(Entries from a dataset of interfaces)
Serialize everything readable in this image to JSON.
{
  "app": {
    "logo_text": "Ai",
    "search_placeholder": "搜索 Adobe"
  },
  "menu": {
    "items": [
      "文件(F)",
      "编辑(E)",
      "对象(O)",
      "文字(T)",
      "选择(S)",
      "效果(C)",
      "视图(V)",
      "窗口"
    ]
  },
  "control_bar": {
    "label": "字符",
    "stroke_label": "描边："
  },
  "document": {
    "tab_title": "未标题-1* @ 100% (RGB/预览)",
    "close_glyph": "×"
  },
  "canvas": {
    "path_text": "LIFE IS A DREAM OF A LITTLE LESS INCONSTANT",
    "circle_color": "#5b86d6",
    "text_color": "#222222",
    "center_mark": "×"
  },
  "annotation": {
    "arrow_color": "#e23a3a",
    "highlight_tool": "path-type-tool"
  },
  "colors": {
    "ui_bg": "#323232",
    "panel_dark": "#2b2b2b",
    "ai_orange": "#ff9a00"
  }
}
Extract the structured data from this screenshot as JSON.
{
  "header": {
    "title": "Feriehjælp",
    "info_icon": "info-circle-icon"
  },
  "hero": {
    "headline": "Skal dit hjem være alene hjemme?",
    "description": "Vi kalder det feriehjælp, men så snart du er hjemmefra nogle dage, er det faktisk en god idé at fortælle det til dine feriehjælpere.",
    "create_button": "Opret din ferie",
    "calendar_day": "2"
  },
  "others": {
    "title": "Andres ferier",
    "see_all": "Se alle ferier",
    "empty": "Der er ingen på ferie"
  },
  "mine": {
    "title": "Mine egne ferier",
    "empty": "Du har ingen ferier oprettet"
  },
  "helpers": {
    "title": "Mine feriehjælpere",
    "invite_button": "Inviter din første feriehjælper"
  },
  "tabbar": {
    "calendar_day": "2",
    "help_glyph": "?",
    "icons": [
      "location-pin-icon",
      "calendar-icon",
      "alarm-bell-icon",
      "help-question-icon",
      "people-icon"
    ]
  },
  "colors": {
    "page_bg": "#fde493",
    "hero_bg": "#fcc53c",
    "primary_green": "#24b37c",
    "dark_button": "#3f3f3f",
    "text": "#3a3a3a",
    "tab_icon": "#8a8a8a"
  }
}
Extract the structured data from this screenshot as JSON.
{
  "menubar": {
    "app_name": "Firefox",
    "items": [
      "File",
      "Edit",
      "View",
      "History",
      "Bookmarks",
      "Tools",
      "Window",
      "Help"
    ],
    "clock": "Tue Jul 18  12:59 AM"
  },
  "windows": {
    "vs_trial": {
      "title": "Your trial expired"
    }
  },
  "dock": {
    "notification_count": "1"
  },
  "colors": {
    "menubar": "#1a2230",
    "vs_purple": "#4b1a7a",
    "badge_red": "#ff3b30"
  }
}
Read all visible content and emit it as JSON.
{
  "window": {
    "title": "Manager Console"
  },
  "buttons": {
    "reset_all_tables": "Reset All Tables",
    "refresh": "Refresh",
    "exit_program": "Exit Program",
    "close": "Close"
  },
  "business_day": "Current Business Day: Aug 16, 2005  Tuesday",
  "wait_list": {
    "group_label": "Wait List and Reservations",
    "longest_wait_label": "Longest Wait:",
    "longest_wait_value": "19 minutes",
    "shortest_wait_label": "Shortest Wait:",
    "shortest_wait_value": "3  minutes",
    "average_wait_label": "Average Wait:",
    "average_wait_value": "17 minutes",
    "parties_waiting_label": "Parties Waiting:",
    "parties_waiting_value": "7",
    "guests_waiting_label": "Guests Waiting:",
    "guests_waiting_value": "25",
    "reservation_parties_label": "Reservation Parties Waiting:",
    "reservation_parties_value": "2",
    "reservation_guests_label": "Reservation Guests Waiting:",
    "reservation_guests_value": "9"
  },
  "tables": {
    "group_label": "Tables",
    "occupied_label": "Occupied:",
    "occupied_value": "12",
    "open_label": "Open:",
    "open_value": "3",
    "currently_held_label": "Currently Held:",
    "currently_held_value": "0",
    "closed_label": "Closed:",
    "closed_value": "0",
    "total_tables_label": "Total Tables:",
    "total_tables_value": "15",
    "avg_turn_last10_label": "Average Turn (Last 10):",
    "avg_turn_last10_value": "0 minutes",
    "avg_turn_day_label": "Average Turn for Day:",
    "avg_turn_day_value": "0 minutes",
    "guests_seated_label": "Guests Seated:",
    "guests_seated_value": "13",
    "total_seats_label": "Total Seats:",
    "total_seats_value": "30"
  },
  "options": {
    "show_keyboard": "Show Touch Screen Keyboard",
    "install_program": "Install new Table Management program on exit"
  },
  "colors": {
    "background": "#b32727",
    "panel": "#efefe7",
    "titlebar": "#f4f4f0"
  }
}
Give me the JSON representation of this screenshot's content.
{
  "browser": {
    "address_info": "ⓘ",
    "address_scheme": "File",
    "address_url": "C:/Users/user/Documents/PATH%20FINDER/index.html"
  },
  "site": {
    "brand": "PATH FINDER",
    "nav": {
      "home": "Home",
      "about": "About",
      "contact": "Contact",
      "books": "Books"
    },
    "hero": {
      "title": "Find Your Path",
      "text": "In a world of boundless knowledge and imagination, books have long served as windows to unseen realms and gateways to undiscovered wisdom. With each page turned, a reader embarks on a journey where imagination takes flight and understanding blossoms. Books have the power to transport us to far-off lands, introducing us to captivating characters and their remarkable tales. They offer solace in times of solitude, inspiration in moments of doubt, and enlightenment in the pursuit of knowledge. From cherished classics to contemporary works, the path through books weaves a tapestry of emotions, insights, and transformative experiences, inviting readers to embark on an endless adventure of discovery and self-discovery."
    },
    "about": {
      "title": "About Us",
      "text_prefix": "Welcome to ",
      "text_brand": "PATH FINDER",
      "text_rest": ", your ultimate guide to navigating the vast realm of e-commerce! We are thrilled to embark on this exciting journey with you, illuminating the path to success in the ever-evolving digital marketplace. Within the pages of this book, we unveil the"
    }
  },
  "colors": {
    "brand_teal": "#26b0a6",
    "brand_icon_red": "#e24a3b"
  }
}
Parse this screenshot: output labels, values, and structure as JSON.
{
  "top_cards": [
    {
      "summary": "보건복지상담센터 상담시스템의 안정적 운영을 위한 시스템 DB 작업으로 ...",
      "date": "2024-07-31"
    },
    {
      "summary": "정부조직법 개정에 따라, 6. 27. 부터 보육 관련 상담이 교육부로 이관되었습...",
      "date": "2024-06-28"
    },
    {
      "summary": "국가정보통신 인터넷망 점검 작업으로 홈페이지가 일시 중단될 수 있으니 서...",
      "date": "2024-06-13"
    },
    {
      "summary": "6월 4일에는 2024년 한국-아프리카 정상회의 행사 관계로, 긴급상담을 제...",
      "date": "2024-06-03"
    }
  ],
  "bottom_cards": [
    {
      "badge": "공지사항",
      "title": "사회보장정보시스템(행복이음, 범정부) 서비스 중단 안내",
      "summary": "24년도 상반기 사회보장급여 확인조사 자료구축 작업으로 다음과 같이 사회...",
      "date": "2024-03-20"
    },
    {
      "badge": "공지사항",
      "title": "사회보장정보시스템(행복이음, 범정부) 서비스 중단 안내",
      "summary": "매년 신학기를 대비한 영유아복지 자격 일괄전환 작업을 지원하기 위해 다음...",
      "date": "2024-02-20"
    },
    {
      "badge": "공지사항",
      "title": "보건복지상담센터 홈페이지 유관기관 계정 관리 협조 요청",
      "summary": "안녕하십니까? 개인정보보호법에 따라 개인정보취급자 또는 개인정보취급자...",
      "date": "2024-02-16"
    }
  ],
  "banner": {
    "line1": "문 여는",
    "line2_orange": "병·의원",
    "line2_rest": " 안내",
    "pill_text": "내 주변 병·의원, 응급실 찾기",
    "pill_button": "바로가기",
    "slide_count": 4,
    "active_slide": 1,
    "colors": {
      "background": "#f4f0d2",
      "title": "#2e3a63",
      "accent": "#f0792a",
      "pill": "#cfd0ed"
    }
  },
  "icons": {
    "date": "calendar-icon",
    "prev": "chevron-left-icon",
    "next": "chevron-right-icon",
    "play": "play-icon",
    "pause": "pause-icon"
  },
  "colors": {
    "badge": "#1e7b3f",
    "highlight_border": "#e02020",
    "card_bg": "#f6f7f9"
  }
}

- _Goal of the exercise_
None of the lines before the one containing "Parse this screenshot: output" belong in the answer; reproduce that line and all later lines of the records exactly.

- _Completed exercise_
Parse this screenshot: output labels, values, and structure as JSON.
{
  "top_cards": [
    {
      "summary": "보건복지상담센터 상담시스템의 안정적 운영을 위한 시스템 DB 작업으로 ...",
      "date": "2024-07-31"
    },
    {
      "summary": "정부조직법 개정에 따라, 6. 27. 부터 보육 관련 상담이 교육부로 이관되었습...",
      "date": "2024-06-28"
    },
    {
      "summary": "국가정보통신 인터넷망 점검 작업으로 홈페이지가 일시 중단될 수 있으니 서...",
      "date": "2024-06-13"
    },
    {
      "summary": "6월 4일에는 2024년 한국-아프리카 정상회의 행사 관계로, 긴급상담을 제...",
      "date": "2024-06-03"
    }
  ],
  "bottom_cards": [
    {
      "badge": "공지사항",
      "title": "사회보장정보시스템(행복이음, 범정부) 서비스 중단 안내",
      "summary": "24년도 상반기 사회보장급여 확인조사 자료구축 작업으로 다음과 같이 사회...",
      "date": "2024-03-20"
    },
    {
      "badge": "공지사항",
      "title": "사회보장정보시스템(행복이음, 범정부) 서비스 중단 안내",
      "summary": "매년 신학기를 대비한 영유아복지 자격 일괄전환 작업을 지원하기 위해 다음...",
      "date": "2024-02-20"
    },
    {
      "badge": "공지사항",
      "title": "보건복지상담센터 홈페이지 유관기관 계정 관리 협조 요청",
      "summary": "안녕하십니까? 개인정보보호법에 따라 개인정보취급자 또는 개인정보취급자...",
      "date": "2024-02-16"
    }
  ],
  "banner": {
    "line1": "문 여는",
    "line2_orange": "병·의원",
    "line2_rest": " 안내",
    "pill_text": "내 주변 병·의원, 응급실 찾기",
    "pill_button": "바로가기",
    "slide_count": 4,
    "active_slide": 1,
    "colors": {
      "background": "#f4f0d2",
      "title": "#2e3a63",
      "accent": "#f0792a",
      "pill": "#cfd0ed"
    }
  },
  "icons": {
    "date": "calendar-icon",
    "prev": "chevron-left-icon",
    "next": "chevron-right-icon",
    "play": "play-icon",
    "pause": "pause-icon"
  },
  "colors": {
    "badge": "#1e7b3f",
    "highlight_border": "#e02020",
    "card_bg": "#f6f7f9"
  }
}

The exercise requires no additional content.